§ **TASK ITEM**
Once you have read the entries below, repeat all of them exactly.

Data about app and page elements:
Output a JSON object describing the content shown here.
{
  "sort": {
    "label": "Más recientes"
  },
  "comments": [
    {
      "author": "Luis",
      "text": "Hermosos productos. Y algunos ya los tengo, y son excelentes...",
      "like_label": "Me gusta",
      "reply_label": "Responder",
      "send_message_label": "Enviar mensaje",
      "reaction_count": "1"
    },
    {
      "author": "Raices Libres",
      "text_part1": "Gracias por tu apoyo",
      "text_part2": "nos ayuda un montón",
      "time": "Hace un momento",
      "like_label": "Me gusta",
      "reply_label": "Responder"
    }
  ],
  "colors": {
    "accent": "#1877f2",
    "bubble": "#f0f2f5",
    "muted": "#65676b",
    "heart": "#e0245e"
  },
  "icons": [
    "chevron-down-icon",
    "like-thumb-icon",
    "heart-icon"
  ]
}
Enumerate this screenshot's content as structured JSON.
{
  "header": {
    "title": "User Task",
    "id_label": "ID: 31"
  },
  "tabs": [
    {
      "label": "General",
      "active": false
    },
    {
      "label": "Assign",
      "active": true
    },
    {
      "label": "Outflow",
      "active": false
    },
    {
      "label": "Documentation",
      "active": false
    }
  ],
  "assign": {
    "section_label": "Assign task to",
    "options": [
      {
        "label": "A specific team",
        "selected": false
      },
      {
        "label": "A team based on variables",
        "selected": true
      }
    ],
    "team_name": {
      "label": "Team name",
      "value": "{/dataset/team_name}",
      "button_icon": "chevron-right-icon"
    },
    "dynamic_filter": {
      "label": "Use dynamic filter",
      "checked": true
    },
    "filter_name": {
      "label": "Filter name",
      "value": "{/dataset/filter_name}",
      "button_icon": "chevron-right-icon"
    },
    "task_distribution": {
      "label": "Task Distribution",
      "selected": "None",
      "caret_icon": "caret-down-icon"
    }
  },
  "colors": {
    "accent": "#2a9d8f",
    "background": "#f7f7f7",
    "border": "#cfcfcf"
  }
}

§ **SOLUTION BELOW**
Output a JSON object describing the content shown here.
{
  "sort": {
    "label": "Más recientes"
  },
  "comments": [
    {
      "author": "Luis",
      "text": "Hermosos productos. Y algunos ya los tengo, y son excelentes...",
      "like_label": "Me gusta",
      "reply_label": "Responder",
      "send_message_label": "Enviar mensaje",
      "reaction_count": "1"
    },
    {
      "author": "Raices Libres",
      "text_part1": "Gracias por tu apoyo",
      "text_part2": "nos ayuda un montón",
      "time": "Hace un momento",
      "like_label": "Me gusta",
      "reply_label": "Responder"
    }
  ],
  "colors": {
    "accent": "#1877f2",
    "bubble": "#f0f2f5",
    "muted": "#65676b",
    "heart": "#e0245e"
  },
  "icons": [
    "chevron-down-icon",
    "like-thumb-icon",
    "heart-icon"
  ]
}
Enumerate this screenshot's content as structured JSON.
{
  "header": {
    "title": "User Task",
    "id_label": "ID: 31"
  },
  "tabs": [
    {
      "label": "General",
      "active": false
    },
    {
      "label": "Assign",
      "active": true
    },
    {
      "label": "Outflow",
      "active": false
    },
    {
      "label": "Documentation",
      "active": false
    }
  ],
  "assign": {
    "section_label": "Assign task to",
    "options": [
      {
        "label": "A specific team",
        "selected": false
      },
      {
        "label": "A team based on variables",
        "selected": true
      }
    ],
    "team_name": {
      "label": "Team name",
      "value": "{/dataset/team_name}",
      "button_icon": "chevron-right-icon"
    },
    "dynamic_filter": {
      "label": "Use dynamic filter",
      "checked": true
    },
    "filter_name": {
      "label": "Filter name",
      "value": "{/dataset/filter_name}",
      "button_icon": "chevron-right-icon"
    },
    "task_distribution": {
      "label": "Task Distribution",
      "selected": "None",
      "caret_icon": "caret-down-icon"
    }
  },
  "colors": {
    "accent": "#2a9d8f",
    "background": "#f7f7f7",
    "border": "#cfcfcf"
  }
}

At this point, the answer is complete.